**DATA SHOWN**:
◆ ◆ ◆ ◆ ◆

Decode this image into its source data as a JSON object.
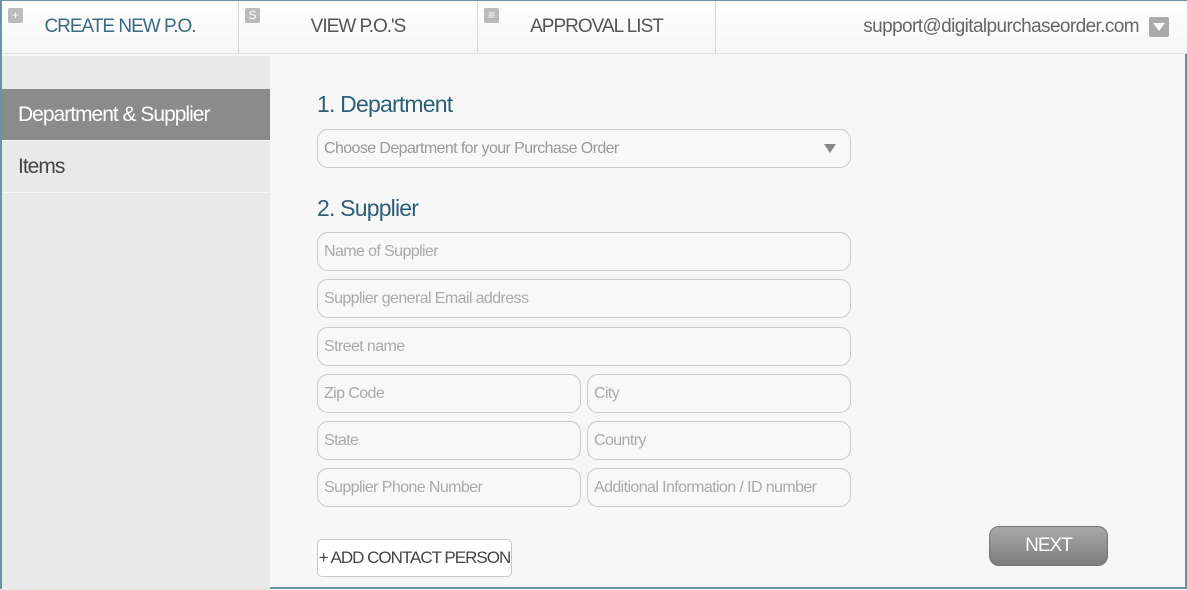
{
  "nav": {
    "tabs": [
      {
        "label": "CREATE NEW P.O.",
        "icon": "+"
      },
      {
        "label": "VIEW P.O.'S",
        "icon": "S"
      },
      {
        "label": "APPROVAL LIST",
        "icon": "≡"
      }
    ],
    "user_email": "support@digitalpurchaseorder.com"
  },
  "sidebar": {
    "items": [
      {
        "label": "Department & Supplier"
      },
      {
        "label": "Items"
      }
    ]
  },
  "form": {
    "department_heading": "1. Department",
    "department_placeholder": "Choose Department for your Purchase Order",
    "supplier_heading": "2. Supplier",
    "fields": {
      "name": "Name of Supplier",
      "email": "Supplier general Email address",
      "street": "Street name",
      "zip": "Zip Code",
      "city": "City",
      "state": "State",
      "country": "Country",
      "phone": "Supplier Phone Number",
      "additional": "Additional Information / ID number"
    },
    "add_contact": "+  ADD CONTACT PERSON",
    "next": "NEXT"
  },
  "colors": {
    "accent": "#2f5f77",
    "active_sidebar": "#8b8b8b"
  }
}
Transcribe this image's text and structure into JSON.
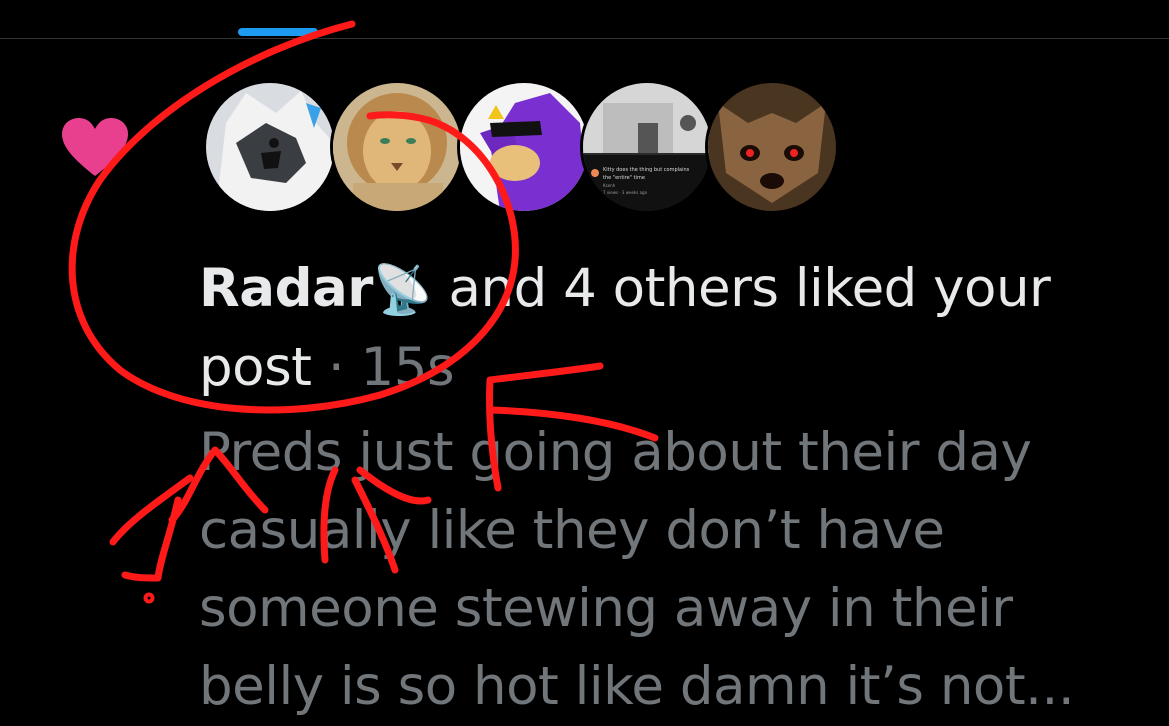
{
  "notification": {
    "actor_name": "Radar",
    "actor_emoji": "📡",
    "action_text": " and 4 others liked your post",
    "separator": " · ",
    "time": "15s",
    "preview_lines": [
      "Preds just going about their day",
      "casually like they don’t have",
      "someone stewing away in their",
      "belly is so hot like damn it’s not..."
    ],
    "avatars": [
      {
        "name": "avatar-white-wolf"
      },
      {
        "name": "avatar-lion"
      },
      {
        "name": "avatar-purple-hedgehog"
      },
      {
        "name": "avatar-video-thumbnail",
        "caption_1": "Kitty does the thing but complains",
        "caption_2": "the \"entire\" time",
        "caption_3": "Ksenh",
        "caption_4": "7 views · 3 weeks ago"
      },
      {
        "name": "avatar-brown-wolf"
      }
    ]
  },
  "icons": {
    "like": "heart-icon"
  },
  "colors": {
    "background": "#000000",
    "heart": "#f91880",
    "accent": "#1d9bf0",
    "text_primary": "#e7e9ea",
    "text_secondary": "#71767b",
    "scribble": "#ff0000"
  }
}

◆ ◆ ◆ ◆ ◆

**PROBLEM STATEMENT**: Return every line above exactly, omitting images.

**TASK ANSWER**:
Decode this image into its source data as a JSON object.
{
  "nav": {
    "tabs": [
      {
        "label": "CREATE NEW P.O.",
        "icon": "+"
      },
      {
        "label": "VIEW P.O.'S",
        "icon": "S"
      },
      {
        "label": "APPROVAL LIST",
        "icon": "≡"
      }
    ],
    "user_email": "support@digitalpurchaseorder.com"
  },
  "sidebar": {
    "items": [
      {
        "label": "Department & Supplier"
      },
      {
        "label": "Items"
      }
    ]
  },
  "form": {
    "department_heading": "1. Department",
    "department_placeholder": "Choose Department for your Purchase Order",
    "supplier_heading": "2. Supplier",
    "fields": {
      "name": "Name of Supplier",
      "email": "Supplier general Email address",
      "street": "Street name",
      "zip": "Zip Code",
      "city": "City",
      "state": "State",
      "country": "Country",
      "phone": "Supplier Phone Number",
      "additional": "Additional Information / ID number"
    },
    "add_contact": "+  ADD CONTACT PERSON",
    "next": "NEXT"
  },
  "colors": {
    "accent": "#2f5f77",
    "active_sidebar": "#8b8b8b"
  }
}
Transcribe this image's text and structure into JSON.
{
  "notification": {
    "actor_name": "Radar",
    "actor_emoji": "📡",
    "action_text": " and 4 others liked your post",
    "separator": " · ",
    "time": "15s",
    "preview_lines": [
      "Preds just going about their day",
      "casually like they don’t have",
      "someone stewing away in their",
      "belly is so hot like damn it’s not..."
    ],
    "avatars": [
      {
        "name": "avatar-white-wolf"
      },
      {
        "name": "avatar-lion"
      },
      {
        "name": "avatar-purple-hedgehog"
      },
      {
        "name": "avatar-video-thumbnail",
        "caption_1": "Kitty does the thing but complains",
        "caption_2": "the \"entire\" time",
        "caption_3": "Ksenh",
        "caption_4": "7 views · 3 weeks ago"
      },
      {
        "name": "avatar-brown-wolf"
      }
    ]
  },
  "icons": {
    "like": "heart-icon"
  },
  "colors": {
    "background": "#000000",
    "heart": "#f91880",
    "accent": "#1d9bf0",
    "text_primary": "#e7e9ea",
    "text_secondary": "#71767b",
    "scribble": "#ff0000"
  }
}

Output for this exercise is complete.